The work borrows its vocabulary from a number of drinking vessels found in archeological sites and used from 1086 - Acton’s first recording in the doomsday book to periods much closer to us.
Twelve enlarged replicas of some of them are placed on buildings all along the High Street. They will invite the viewers not only to look at them but also, trying to locate them, to explore their surroundings in a new way, to pay more attention to their everyday environment.
Jim Newboult fashioning one of the enlarged vessels at the Trinity Court Potteries, Nottinghamshire.
Nature is invited to take an active part in the work. The travelers, which used to stop in Acton are represented by an other type of travellers: birds. Each of the vessels contains a nesting box. The height of their locations, the size of the boxes and the diameter of their entry are adapted to specific bird species of which some are endangered. To invite life into it gives the work a wider dimension and extends it into the future, offering every year a shelter for new families of birds.

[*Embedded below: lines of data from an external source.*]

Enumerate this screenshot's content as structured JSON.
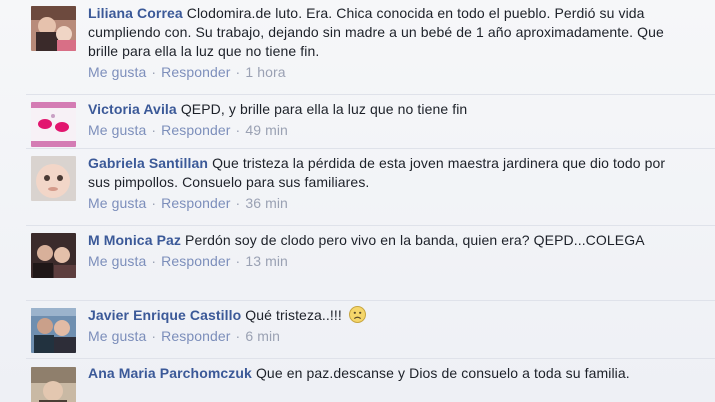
{
  "comments": [
    {
      "author": "Liliana Correa",
      "text": "Clodomira.de luto. Era. Chica conocida en todo el pueblo. Perdió su vida cumpliendo con. Su trabajo, dejando sin madre a un bebé de 1 año aproximadamente. Que brille para ella la luz que no tiene fin.",
      "like": "Me gusta",
      "reply": "Responder",
      "time": "1 hora"
    },
    {
      "author": "Victoria Avila",
      "text": "QEPD, y brille para ella la luz que no tiene fin",
      "like": "Me gusta",
      "reply": "Responder",
      "time": "49 min"
    },
    {
      "author": "Gabriela Santillan",
      "text": "Que tristeza la pérdida de esta joven maestra jardinera que dio todo por sus pimpollos. Consuelo para sus familiares.",
      "like": "Me gusta",
      "reply": "Responder",
      "time": "36 min"
    },
    {
      "author": "M Monica Paz",
      "text": "Perdón soy de clodo pero vivo en la banda, quien era? QEPD...COLEGA",
      "like": "Me gusta",
      "reply": "Responder",
      "time": "13 min"
    },
    {
      "author": "Javier Enrique Castillo",
      "text": "Qué tristeza..!!!",
      "emoji": "sad-face-icon",
      "like": "Me gusta",
      "reply": "Responder",
      "time": "6 min"
    },
    {
      "author": "Ana Maria Parchomczuk",
      "text": "Que en paz.descanse y Dios de consuelo a toda su familia."
    }
  ],
  "separator": "·"
}
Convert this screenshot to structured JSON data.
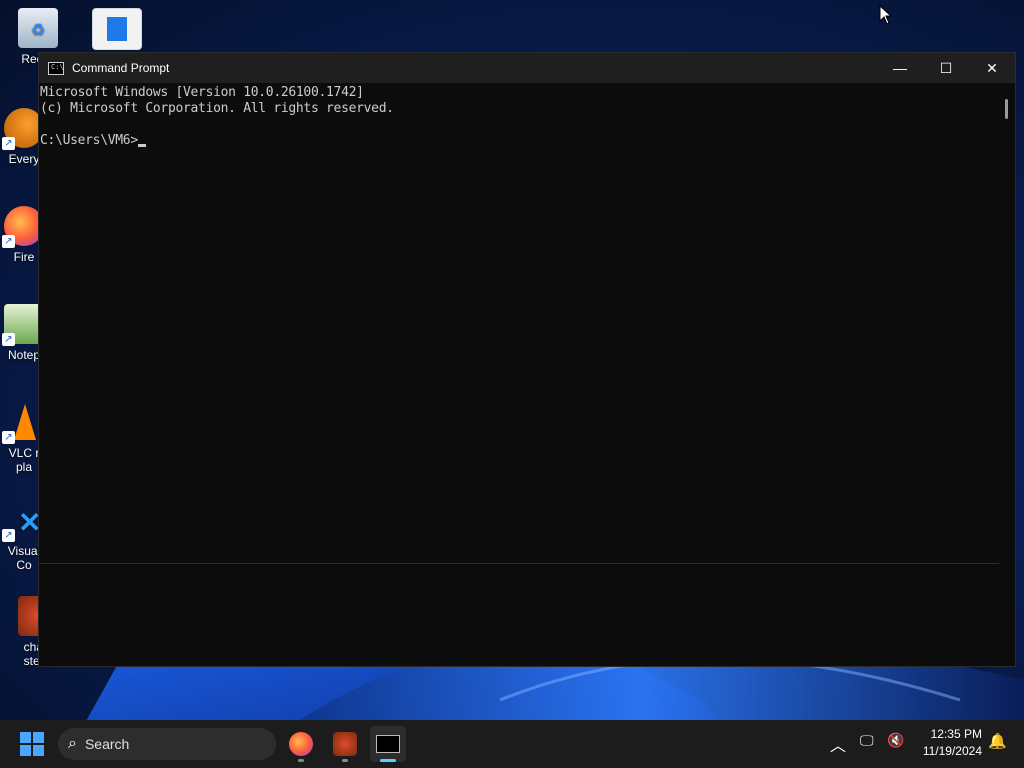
{
  "desktop": {
    "icons": [
      {
        "label": "Recyc",
        "icon": "recycle-bin-icon"
      },
      {
        "label": "",
        "icon": "window-app-icon"
      },
      {
        "label": "Every",
        "icon": "everything-search-icon"
      },
      {
        "label": "Fire",
        "icon": "firefox-icon"
      },
      {
        "label": "Notep",
        "icon": "notepad-icon"
      },
      {
        "label": "VLC r",
        "label2": "pla",
        "icon": "vlc-icon"
      },
      {
        "label": "Visual",
        "label2": "Co",
        "icon": "vscode-icon"
      },
      {
        "label": "charli",
        "label2": "steak",
        "icon": "game-icon"
      }
    ]
  },
  "window": {
    "title": "Command Prompt",
    "minimize": "—",
    "maximize": "☐",
    "close": "✕",
    "console_lines": [
      "Microsoft Windows [Version 10.0.26100.1742]",
      "(c) Microsoft Corporation. All rights reserved.",
      "",
      "C:\\Users\\VM6>"
    ]
  },
  "taskbar": {
    "search_label": "Search",
    "apps": [
      "firefox-icon",
      "game-icon",
      "terminal-icon"
    ],
    "clock_time": "12:35 PM",
    "clock_date": "11/19/2024"
  },
  "colors": {
    "accent": "#60cdff",
    "console_bg": "#0c0c0c",
    "console_text": "#cccccc"
  }
}
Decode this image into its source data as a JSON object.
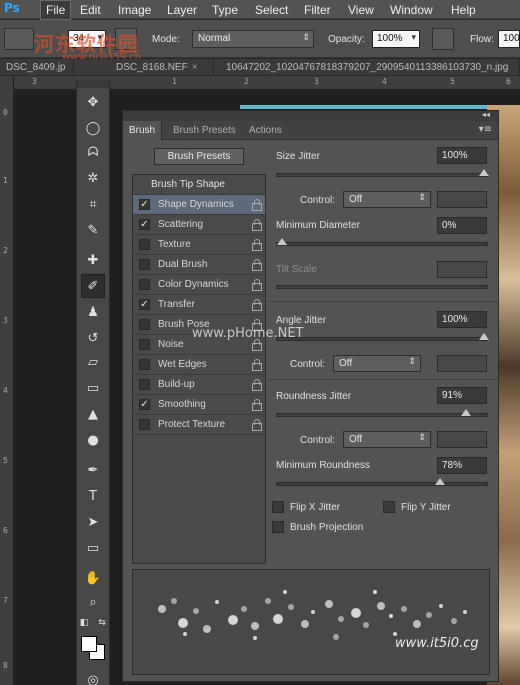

The oak tree is the heraldic emblem of the town which had been named from it: Oak Town = Acton. A first version of the project involved the planting of a mature oak tree in front of Saint Mary’s church as well as the organization of a yearly festival, involving businesses, shops and pubs all along the High Street. Some technical issues making difficult the realisation of these propositions, the project had to evolve to what it is now. The oak tree, nevertheless, still appears in a temporary part of the work: Beechworth House, a vast disused concrete building offering quite a grim presence on the High Street, now hosts the large photographic image of an oak tree covering its entire façade hence changing the atmosphere of the whole street.